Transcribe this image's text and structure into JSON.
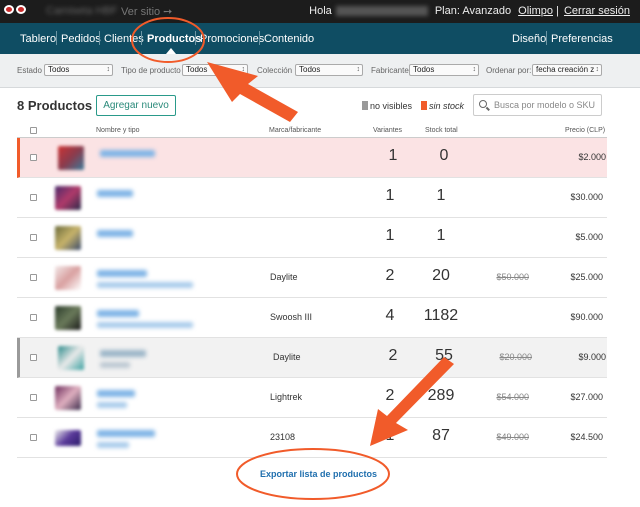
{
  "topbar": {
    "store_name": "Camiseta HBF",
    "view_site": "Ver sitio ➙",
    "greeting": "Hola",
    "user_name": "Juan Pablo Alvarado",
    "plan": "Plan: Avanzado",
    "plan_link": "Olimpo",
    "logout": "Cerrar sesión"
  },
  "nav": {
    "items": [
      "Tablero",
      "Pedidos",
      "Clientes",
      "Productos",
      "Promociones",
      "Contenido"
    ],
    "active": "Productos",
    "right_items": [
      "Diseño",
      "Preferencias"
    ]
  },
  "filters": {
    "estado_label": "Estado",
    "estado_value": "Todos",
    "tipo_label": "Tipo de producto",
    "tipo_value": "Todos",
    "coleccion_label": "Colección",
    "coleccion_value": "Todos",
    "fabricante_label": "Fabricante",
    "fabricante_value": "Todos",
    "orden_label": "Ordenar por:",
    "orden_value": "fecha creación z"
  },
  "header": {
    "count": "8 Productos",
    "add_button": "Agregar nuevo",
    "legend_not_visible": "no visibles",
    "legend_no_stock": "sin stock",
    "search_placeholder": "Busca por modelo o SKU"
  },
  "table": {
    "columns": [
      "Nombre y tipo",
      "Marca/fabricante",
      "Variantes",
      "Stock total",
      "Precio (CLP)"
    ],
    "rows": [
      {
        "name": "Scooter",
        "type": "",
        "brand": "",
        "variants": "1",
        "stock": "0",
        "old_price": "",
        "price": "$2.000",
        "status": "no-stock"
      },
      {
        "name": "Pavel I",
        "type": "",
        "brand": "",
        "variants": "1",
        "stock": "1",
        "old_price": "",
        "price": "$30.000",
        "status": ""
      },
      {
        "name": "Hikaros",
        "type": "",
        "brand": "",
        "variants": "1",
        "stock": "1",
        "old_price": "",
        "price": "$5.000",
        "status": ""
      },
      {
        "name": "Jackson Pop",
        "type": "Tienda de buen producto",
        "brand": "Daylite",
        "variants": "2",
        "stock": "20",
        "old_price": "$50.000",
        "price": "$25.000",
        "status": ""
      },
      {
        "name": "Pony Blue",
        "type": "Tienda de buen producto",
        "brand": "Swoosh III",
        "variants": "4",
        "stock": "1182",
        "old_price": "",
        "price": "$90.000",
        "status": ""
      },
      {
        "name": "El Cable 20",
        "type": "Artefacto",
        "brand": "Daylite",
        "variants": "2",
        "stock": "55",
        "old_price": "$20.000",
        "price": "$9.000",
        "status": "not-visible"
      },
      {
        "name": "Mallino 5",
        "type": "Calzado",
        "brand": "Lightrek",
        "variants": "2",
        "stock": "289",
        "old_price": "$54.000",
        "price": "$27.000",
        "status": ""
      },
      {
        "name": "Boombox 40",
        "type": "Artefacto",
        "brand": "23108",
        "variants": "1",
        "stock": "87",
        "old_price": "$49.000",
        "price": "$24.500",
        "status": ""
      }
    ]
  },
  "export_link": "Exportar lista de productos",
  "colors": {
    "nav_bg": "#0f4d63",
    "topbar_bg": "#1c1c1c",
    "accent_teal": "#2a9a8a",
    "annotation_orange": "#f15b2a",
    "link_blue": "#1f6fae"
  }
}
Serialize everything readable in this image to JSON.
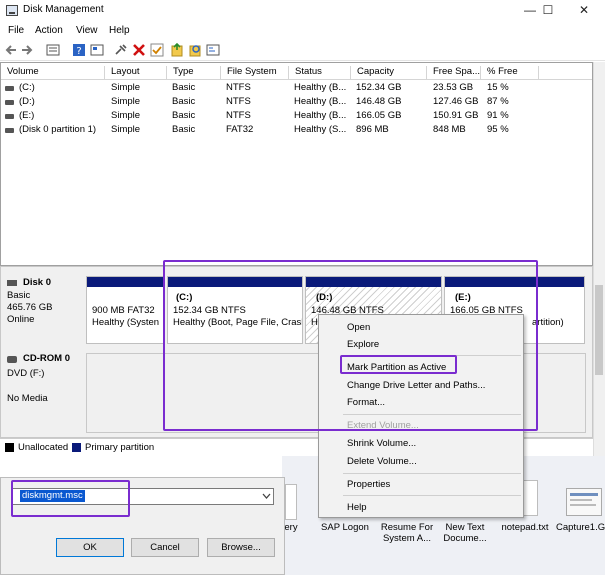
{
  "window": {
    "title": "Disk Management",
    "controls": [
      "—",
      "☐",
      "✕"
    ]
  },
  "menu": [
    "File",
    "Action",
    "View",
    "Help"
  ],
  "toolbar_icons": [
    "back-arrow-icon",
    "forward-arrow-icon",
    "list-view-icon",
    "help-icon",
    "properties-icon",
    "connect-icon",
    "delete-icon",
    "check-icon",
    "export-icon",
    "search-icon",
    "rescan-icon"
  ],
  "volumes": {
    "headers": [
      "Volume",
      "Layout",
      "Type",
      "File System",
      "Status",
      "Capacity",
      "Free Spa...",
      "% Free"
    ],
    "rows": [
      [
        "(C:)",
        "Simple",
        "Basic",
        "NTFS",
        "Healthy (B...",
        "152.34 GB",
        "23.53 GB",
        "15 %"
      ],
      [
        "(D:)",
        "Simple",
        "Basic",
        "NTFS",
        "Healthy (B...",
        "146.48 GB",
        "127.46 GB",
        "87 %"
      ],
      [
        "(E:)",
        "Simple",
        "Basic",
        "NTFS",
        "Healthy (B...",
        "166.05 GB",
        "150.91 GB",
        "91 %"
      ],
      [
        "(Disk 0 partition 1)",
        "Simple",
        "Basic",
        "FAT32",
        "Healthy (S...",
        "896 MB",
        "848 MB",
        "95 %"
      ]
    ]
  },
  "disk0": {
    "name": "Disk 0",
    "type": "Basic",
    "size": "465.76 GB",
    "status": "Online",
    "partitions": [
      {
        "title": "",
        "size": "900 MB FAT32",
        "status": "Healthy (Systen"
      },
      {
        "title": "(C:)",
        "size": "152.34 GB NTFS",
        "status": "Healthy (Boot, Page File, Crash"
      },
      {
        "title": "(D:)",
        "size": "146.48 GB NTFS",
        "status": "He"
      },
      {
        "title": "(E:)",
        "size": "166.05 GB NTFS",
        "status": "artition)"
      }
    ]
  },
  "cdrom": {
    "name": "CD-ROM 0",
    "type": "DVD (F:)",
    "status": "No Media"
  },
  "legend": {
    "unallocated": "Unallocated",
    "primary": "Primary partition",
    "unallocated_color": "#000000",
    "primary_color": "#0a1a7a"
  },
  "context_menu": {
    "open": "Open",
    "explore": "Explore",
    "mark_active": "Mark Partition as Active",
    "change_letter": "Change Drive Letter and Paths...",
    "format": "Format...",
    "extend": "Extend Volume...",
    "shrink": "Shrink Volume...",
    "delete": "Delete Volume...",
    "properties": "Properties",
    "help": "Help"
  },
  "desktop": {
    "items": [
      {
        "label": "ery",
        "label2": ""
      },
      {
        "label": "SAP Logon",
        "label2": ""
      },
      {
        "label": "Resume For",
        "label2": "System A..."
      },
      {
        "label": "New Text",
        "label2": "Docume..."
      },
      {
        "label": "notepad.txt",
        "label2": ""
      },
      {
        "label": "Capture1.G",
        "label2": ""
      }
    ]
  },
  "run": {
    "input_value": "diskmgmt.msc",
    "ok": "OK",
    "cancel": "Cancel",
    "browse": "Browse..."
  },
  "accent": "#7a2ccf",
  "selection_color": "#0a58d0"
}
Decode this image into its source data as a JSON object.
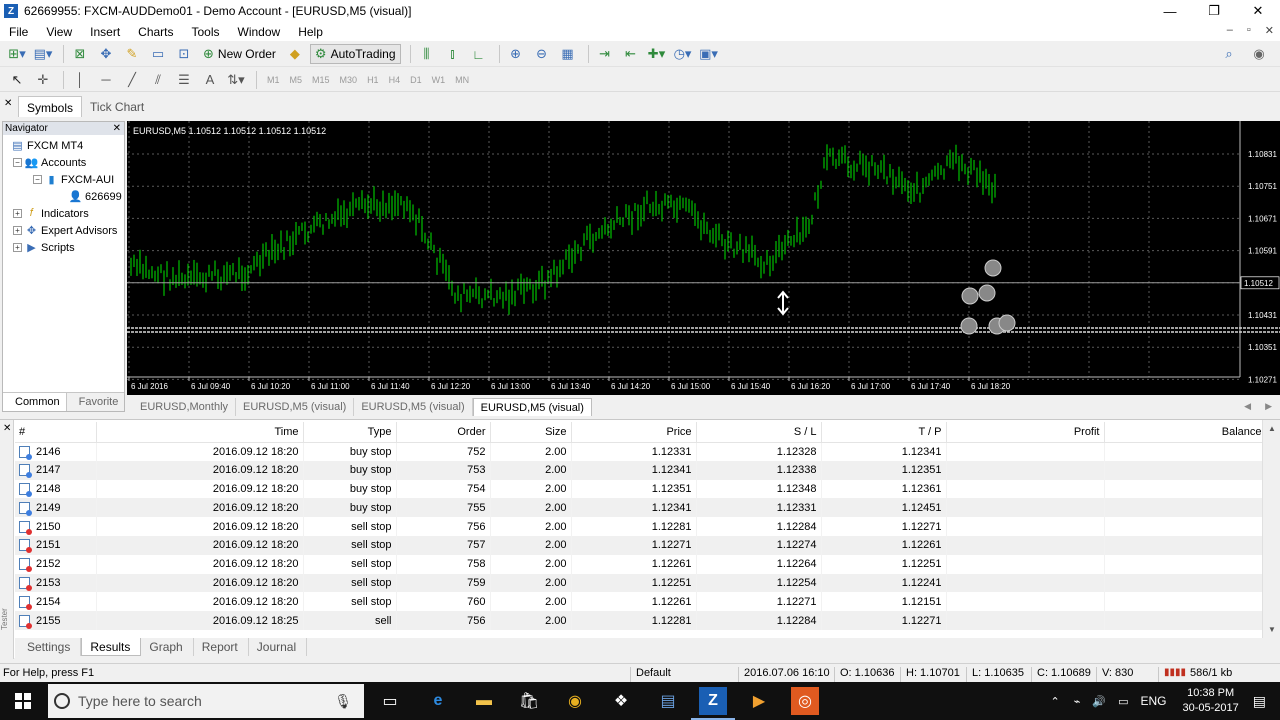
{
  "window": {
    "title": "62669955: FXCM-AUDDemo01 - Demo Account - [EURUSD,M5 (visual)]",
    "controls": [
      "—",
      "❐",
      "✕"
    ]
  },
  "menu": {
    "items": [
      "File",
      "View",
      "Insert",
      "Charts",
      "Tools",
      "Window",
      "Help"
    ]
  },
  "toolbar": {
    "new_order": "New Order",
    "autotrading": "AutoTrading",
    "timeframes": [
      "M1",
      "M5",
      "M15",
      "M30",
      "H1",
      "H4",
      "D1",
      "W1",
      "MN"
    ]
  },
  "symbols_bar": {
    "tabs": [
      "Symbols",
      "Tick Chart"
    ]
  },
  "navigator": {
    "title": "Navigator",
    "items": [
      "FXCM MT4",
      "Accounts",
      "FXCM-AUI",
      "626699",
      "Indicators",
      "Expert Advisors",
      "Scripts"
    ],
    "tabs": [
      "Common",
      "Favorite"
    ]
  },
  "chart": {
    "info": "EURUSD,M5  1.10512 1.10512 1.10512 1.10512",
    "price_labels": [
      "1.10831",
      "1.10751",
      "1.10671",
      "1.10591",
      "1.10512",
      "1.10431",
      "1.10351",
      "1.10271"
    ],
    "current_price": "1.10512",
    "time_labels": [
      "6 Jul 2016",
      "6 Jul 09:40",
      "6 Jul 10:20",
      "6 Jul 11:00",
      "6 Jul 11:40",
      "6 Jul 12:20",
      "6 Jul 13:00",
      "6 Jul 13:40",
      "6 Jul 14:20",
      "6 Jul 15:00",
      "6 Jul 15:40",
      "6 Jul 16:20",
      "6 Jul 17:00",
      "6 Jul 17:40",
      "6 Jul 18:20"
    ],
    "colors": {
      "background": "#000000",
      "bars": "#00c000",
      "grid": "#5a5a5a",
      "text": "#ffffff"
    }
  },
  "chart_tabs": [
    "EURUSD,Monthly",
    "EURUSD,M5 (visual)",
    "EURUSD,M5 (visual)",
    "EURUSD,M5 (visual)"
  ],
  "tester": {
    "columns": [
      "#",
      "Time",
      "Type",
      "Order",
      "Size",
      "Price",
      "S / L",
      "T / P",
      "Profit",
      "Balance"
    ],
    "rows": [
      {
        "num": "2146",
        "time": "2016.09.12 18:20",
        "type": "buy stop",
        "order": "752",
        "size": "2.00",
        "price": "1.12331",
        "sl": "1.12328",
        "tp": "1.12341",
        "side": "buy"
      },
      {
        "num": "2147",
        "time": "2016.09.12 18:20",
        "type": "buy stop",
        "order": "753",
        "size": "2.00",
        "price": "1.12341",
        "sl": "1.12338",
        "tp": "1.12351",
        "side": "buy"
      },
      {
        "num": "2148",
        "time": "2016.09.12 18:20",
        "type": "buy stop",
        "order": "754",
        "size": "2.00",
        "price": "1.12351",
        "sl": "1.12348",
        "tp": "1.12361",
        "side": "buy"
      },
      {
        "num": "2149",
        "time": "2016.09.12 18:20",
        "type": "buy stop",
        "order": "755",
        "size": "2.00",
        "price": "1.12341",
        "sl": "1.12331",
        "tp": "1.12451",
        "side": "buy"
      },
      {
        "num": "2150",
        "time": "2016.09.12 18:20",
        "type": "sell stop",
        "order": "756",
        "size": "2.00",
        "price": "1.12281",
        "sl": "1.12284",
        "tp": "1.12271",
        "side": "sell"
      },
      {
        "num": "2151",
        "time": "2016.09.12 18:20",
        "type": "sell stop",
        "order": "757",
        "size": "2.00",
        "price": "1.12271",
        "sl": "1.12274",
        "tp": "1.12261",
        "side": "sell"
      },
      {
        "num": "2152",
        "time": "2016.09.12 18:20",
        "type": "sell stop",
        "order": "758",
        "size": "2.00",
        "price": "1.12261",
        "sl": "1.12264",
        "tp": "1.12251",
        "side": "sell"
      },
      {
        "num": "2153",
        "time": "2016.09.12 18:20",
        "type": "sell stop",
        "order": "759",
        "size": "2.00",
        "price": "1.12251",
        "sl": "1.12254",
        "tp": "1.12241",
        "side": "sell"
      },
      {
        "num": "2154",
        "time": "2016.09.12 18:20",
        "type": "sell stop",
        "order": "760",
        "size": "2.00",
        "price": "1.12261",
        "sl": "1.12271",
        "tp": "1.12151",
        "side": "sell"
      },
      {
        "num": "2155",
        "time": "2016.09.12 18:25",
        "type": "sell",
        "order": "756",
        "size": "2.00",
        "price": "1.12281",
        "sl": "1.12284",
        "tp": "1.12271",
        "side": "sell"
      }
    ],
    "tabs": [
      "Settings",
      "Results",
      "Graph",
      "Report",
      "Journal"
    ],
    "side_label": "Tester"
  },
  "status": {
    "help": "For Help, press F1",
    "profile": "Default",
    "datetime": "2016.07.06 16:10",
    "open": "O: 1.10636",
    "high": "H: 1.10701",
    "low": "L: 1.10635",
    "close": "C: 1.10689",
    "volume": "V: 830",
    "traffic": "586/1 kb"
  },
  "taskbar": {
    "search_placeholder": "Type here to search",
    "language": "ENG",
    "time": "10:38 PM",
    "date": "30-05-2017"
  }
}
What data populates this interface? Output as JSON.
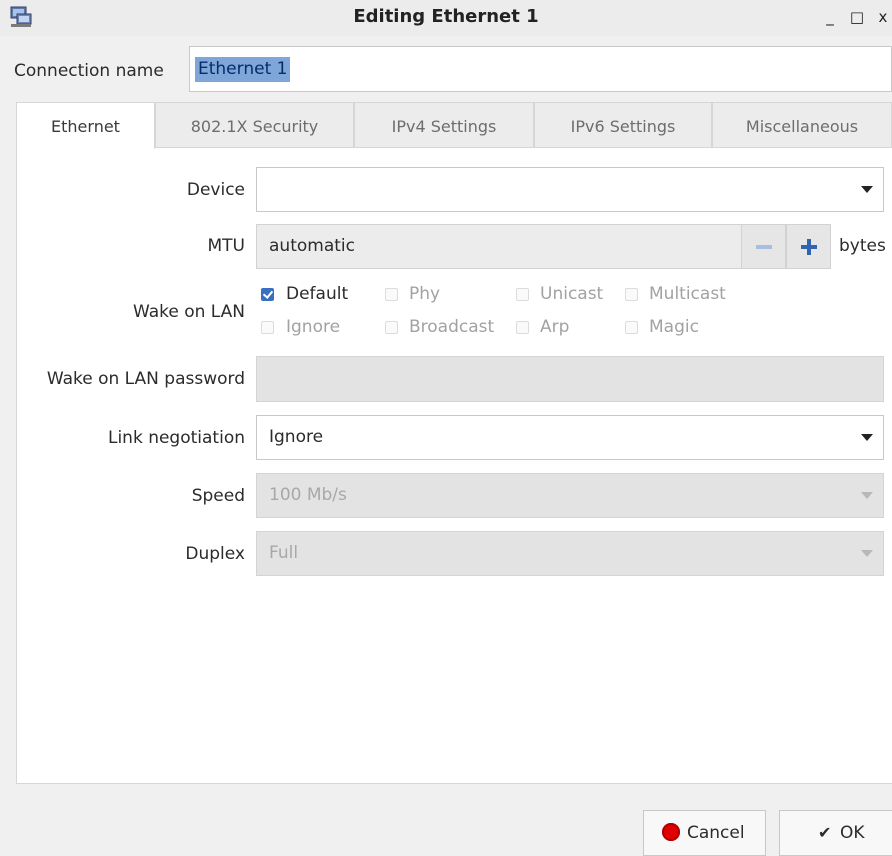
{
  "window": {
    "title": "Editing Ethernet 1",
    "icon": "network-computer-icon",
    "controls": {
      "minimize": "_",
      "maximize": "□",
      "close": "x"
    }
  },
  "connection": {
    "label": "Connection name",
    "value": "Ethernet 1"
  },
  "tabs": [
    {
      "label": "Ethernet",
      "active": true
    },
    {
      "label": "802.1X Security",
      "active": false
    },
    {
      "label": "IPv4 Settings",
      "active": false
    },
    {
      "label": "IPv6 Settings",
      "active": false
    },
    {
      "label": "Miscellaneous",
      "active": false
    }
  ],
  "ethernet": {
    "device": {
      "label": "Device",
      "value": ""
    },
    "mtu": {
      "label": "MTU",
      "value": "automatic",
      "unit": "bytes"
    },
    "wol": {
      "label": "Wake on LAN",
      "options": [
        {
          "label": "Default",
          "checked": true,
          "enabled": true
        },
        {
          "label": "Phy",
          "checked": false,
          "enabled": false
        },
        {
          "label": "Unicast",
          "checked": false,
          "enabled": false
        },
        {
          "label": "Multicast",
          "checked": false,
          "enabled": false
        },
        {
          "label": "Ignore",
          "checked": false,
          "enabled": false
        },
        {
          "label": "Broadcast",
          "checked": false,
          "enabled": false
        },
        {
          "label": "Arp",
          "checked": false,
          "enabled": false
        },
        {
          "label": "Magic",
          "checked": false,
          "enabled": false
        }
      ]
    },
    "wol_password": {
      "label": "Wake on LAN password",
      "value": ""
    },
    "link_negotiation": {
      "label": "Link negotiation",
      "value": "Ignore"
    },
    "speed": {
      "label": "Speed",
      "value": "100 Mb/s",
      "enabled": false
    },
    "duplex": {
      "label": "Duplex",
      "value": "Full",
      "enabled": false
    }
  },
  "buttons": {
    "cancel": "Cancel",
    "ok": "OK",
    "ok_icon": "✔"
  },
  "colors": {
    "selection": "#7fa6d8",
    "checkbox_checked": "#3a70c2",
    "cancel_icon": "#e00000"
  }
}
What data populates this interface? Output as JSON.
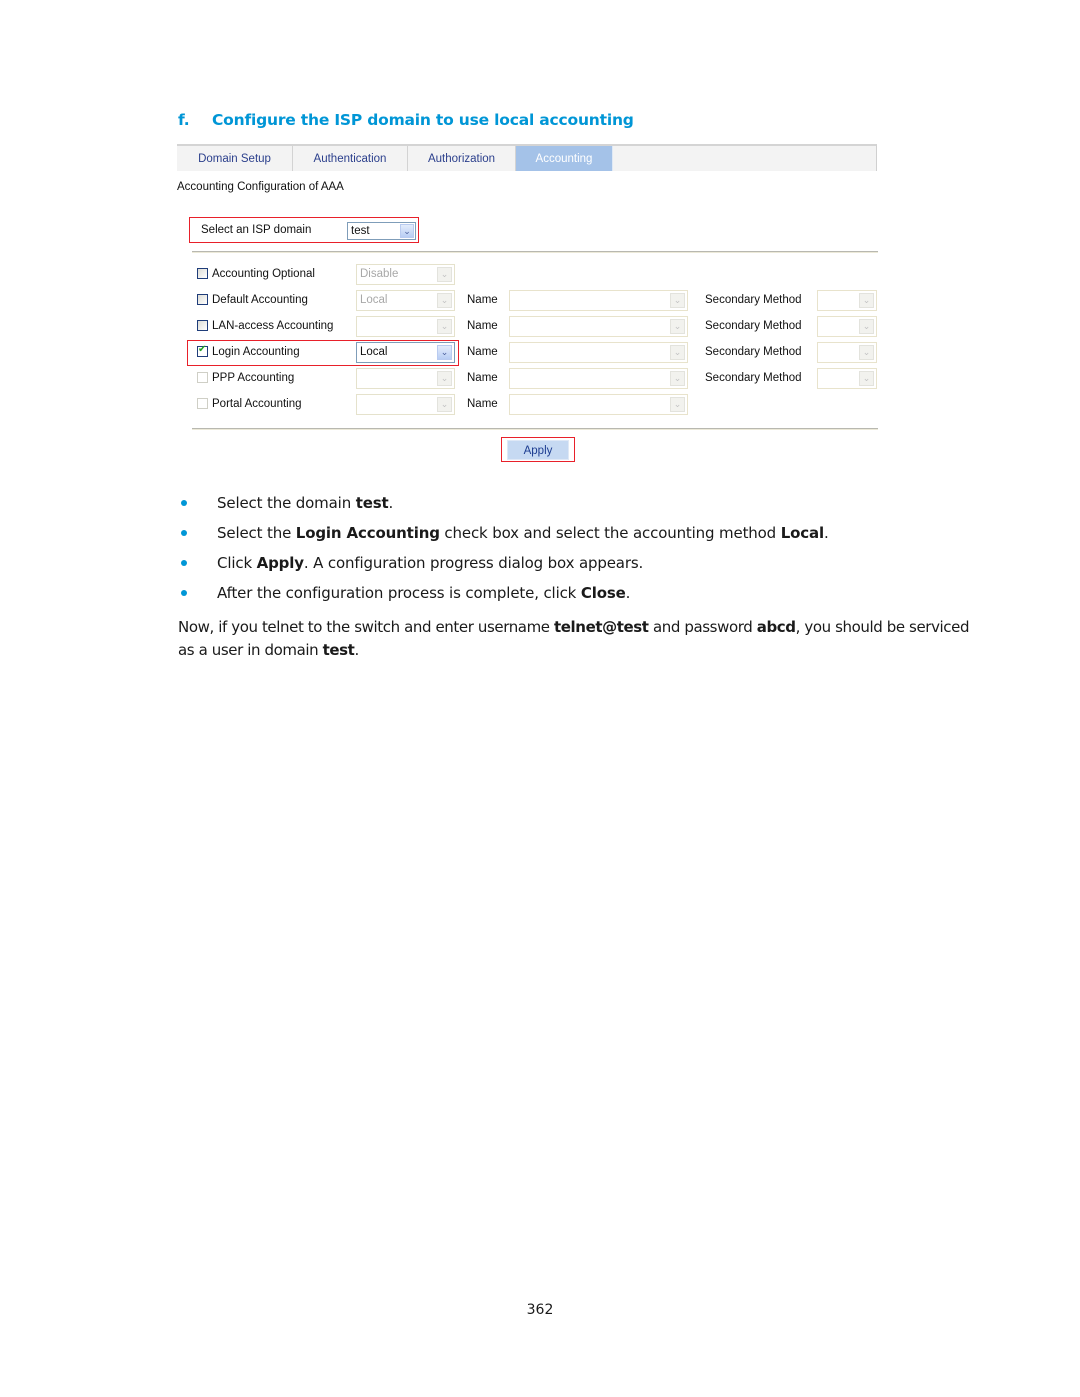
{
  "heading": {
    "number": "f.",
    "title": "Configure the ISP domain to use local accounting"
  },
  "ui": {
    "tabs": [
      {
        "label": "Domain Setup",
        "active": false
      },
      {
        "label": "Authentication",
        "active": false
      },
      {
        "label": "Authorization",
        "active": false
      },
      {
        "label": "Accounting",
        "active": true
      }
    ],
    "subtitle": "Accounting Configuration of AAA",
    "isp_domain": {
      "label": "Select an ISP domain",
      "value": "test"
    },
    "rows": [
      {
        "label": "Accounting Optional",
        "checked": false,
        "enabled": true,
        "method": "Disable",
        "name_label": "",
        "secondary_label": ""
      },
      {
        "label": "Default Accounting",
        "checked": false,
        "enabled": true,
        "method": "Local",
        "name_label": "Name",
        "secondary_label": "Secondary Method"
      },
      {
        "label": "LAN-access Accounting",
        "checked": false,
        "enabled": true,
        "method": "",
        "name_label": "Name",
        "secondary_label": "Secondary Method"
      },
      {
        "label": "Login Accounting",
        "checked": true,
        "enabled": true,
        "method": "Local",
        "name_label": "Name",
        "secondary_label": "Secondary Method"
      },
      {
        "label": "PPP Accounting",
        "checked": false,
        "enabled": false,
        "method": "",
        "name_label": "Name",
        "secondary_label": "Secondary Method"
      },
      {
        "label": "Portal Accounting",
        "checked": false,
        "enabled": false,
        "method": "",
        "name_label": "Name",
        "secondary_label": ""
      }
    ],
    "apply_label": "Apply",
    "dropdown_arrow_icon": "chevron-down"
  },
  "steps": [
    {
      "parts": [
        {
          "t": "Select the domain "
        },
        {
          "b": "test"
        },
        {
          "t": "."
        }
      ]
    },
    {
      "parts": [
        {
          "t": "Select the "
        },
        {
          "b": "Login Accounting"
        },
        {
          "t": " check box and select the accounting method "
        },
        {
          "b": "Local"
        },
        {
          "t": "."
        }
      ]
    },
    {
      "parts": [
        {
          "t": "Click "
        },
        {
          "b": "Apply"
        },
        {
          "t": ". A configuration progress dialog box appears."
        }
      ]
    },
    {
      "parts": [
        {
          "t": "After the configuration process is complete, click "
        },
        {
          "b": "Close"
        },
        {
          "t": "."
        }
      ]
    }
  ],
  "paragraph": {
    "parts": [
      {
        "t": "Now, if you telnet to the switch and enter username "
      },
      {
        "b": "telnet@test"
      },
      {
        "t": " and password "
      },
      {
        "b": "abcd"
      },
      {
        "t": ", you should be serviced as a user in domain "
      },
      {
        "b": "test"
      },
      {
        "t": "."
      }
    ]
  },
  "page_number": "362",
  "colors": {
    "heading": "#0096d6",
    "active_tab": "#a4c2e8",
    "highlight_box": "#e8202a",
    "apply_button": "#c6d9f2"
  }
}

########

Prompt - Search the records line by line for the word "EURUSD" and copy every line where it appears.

Answer space -
    "title": "62669955: FXCM-AUDDemo01 - Demo Account - [EURUSD,M5 (visual)]",
    "info": "EURUSD,M5  1.10512 1.10512 1.10512 1.10512",
    "EURUSD,Monthly",
    "EURUSD,M5 (visual)",
    "EURUSD,M5 (visual)",
    "EURUSD,M5 (visual)"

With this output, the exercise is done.